### Problem statement
Would you please restate every record exactly as written?

##########

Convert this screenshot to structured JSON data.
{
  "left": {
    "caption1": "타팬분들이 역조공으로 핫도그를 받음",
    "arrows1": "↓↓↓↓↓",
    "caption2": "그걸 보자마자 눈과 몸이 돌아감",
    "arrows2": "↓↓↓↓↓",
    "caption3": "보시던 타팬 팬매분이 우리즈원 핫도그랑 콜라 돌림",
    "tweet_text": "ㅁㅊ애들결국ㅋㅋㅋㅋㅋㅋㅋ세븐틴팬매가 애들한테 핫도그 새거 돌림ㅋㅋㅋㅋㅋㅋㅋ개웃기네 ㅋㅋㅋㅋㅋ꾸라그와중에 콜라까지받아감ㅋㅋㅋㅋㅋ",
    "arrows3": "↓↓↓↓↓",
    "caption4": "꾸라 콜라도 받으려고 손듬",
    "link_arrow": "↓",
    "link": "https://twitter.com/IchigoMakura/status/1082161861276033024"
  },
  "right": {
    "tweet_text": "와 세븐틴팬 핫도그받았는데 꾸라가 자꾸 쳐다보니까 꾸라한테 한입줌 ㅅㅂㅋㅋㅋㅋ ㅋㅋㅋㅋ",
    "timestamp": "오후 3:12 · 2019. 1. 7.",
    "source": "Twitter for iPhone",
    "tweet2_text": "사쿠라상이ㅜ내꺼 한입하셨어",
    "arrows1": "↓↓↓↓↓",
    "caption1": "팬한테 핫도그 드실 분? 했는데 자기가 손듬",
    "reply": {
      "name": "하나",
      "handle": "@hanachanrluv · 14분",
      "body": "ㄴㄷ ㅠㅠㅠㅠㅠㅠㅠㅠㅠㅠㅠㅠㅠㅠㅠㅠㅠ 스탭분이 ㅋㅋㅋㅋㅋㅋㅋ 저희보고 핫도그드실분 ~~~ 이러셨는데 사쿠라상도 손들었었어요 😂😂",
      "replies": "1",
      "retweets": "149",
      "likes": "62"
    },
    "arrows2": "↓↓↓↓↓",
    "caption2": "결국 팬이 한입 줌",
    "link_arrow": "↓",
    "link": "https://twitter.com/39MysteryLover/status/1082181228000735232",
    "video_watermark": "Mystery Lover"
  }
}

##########

### Task output
Convert this screenshot to structured JSON data.
{
  "left": {
    "caption1": "타팬분들이 역조공으로 핫도그를 받음",
    "arrows1": "↓↓↓↓↓",
    "caption2": "그걸 보자마자 눈과 몸이 돌아감",
    "arrows2": "↓↓↓↓↓",
    "caption3": "보시던 타팬 팬매분이 우리즈원 핫도그랑 콜라 돌림",
    "tweet_text": "ㅁㅊ애들결국ㅋㅋㅋㅋㅋㅋㅋ세븐틴팬매가 애들한테 핫도그 새거 돌림ㅋㅋㅋㅋㅋㅋㅋ개웃기네 ㅋㅋㅋㅋㅋ꾸라그와중에 콜라까지받아감ㅋㅋㅋㅋㅋ",
    "arrows3": "↓↓↓↓↓",
    "caption4": "꾸라 콜라도 받으려고 손듬",
    "link_arrow": "↓",
    "link": "https://twitter.com/IchigoMakura/status/1082161861276033024"
  },
  "right": {
    "tweet_text": "와 세븐틴팬 핫도그받았는데 꾸라가 자꾸 쳐다보니까 꾸라한테 한입줌 ㅅㅂㅋㅋㅋㅋ ㅋㅋㅋㅋ",
    "timestamp": "오후 3:12 · 2019. 1. 7.",
    "source": "Twitter for iPhone",
    "tweet2_text": "사쿠라상이ㅜ내꺼 한입하셨어",
    "arrows1": "↓↓↓↓↓",
    "caption1": "팬한테 핫도그 드실 분? 했는데 자기가 손듬",
    "reply": {
      "name": "하나",
      "handle": "@hanachanrluv · 14분",
      "body": "ㄴㄷ ㅠㅠㅠㅠㅠㅠㅠㅠㅠㅠㅠㅠㅠㅠㅠㅠㅠ 스탭분이 ㅋㅋㅋㅋㅋㅋㅋ 저희보고 핫도그드실분 ~~~ 이러셨는데 사쿠라상도 손들었었어요 😂😂",
      "replies": "1",
      "retweets": "149",
      "likes": "62"
    },
    "arrows2": "↓↓↓↓↓",
    "caption2": "결국 팬이 한입 줌",
    "link_arrow": "↓",
    "link": "https://twitter.com/39MysteryLover/status/1082181228000735232",
    "video_watermark": "Mystery Lover"
  }
}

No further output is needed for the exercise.